In one of the city’s last up-and-coming neighborhoods, a much-ballyhooed winery has sprung up. Red Hook has managed to produce an astounding array of red and white varietals (Reisling, Sauvignon Blanc, Rose, Merlot, Bordeaux-style blends etc.) from Long Island growers in a damp 19th century warehouse. Several hundred cases have gone out – mostly to local restaurants and progressive wine shops such as Dry Dock Wine and Spirits (718-852-3625) and Brooklyn Wine Exchange (718-855-9463).

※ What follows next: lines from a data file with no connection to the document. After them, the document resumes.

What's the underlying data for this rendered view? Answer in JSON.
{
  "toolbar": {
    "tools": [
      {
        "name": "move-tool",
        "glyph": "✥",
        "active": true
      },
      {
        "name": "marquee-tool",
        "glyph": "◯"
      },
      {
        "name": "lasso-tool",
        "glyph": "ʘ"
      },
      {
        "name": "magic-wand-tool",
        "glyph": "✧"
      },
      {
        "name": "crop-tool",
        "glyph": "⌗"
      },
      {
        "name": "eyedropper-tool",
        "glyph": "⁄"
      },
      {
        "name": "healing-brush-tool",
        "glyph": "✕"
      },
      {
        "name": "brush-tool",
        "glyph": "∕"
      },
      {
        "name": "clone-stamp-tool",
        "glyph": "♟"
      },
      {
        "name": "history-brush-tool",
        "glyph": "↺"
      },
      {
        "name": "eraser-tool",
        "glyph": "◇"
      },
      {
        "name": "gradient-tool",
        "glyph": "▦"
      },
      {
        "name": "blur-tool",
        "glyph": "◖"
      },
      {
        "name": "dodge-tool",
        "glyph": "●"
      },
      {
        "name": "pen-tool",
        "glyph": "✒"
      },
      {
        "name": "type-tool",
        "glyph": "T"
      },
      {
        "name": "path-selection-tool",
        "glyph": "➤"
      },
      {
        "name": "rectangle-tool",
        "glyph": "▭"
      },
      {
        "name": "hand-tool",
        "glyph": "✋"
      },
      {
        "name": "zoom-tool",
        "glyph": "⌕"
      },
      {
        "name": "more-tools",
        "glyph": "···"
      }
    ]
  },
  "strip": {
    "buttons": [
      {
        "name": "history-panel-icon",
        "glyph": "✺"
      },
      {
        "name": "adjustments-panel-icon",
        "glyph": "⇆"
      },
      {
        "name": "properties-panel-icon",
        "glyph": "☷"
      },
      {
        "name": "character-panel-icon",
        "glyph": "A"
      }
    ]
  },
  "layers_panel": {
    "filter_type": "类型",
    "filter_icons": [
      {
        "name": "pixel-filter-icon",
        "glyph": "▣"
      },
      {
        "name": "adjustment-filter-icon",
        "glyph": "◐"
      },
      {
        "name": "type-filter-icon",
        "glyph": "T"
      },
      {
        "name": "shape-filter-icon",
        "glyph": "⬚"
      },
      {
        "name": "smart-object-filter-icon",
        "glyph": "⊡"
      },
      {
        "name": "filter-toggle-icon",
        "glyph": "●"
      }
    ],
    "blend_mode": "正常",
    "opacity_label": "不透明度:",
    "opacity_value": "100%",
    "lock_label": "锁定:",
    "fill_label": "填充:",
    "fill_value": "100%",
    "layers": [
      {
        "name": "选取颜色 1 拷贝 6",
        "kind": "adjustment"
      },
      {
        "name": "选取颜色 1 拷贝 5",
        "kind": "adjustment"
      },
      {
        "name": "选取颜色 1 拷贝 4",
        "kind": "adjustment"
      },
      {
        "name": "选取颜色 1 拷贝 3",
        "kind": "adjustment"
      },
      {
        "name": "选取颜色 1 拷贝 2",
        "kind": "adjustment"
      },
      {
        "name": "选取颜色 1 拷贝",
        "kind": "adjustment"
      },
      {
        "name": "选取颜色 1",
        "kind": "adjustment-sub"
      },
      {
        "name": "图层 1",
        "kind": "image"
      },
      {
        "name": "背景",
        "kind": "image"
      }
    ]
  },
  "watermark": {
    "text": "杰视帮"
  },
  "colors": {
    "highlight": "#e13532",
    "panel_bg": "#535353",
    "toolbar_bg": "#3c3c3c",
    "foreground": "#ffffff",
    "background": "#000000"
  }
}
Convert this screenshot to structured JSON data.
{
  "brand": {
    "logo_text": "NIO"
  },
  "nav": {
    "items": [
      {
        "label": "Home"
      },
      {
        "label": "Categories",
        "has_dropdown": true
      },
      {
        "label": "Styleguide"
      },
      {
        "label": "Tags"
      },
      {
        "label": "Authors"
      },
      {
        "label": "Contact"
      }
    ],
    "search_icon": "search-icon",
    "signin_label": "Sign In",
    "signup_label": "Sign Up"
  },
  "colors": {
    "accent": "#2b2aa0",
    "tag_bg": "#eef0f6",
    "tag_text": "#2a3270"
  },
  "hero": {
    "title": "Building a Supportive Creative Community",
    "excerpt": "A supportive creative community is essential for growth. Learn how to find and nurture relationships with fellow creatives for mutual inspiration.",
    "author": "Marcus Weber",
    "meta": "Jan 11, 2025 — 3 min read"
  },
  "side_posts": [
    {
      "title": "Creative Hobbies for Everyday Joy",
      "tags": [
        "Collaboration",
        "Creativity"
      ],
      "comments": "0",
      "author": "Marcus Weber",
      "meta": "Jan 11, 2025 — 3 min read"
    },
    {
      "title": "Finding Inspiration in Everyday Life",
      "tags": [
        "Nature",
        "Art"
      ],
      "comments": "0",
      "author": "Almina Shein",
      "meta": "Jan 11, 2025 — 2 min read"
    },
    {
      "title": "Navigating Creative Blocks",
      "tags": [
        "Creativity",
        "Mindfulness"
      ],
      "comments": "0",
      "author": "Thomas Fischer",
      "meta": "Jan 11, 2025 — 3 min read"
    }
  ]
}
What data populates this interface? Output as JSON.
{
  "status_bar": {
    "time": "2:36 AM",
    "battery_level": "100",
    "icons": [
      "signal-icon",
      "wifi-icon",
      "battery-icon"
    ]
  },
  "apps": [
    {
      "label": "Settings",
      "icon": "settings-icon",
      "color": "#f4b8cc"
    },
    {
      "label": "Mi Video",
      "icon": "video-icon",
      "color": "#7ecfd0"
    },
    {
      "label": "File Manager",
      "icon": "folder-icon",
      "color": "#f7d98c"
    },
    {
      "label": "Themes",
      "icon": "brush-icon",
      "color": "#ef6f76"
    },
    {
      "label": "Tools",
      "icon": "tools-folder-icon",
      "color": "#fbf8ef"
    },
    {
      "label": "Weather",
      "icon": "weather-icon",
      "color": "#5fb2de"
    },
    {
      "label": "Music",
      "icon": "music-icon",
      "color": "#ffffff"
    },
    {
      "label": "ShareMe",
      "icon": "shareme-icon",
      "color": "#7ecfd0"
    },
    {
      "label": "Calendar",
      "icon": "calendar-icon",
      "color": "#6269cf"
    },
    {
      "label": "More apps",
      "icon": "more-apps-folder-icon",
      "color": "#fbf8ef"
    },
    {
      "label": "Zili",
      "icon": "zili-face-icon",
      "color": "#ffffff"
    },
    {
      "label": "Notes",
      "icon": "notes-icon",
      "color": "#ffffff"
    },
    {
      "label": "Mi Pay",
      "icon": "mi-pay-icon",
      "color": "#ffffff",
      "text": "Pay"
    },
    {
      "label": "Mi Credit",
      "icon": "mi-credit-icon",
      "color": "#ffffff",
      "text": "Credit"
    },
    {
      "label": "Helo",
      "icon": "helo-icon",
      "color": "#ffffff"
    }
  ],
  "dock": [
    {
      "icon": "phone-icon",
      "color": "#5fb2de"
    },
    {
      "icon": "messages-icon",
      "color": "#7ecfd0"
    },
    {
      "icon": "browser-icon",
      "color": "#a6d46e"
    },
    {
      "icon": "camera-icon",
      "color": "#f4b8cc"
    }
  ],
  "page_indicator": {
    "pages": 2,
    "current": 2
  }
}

Looking for a sweet sip that doesn’t cloy? Brothers Nathaniel and Thatcher Martin produce a nicely balanced honey wine called Brooklyn Buzz. The project was born in their New York apartment, and as they honed their amateurish attempts to brew beer and make wine, they started experimenting with local artisanal honey. Right now, Brooklyn Buzz is only available in the city, at select wine stores and green-leaning restaurants like Astor Wines & Spirits (212-674-7500).
Queens County Farm Museum
This pastoral Floral Park hideaway offers 47 acres of bee-keeping facilities, hayrides, livestock competitions, pumpkin patches, apple festivals – and a budding winery. The winery has been expanding since the first acre of grapes was planted in 2004. As soon as this fall, it could start selling its signature red blend of Merlot, Cabernet Sauvignon and Cabernet Franc.
In the mid-1600s, Manhattan was the first part of the state to plant grape vines. SoHo’s City Winery (212-608-0555). is the first official Manhattan winery in more than 40 years. The winery acts as parts bar, music venue, private event space and winemaking operation.
Novice producers pay to make their own barrels of wine, which yield about 250 bottles each. The cost starts around $30 a bottle – or $7,500 for a barrel. City Winery also has a barrel-sharing program. Budding winemakers have access to a team of expert winemakers and can pick and choose from grapes from New York, California, Oregon, Argentina and Chile.
Joseph Zakon Winery
Headed out to a Passover seder? Snag a bottle of Joseph Zakon on your way over. A family owned kosher winery founded in 1981, Joseph Zakon produces Muscatini from Muscat grapes grown in northern Italy. Zakon started making wine for his congregation in Crown Heights, Brooklyn; business boomed and these days he and his wife Michelle crank out wine and grape juice from their Brooklyn facility. Look for them online at catchwine.com or shopping.com.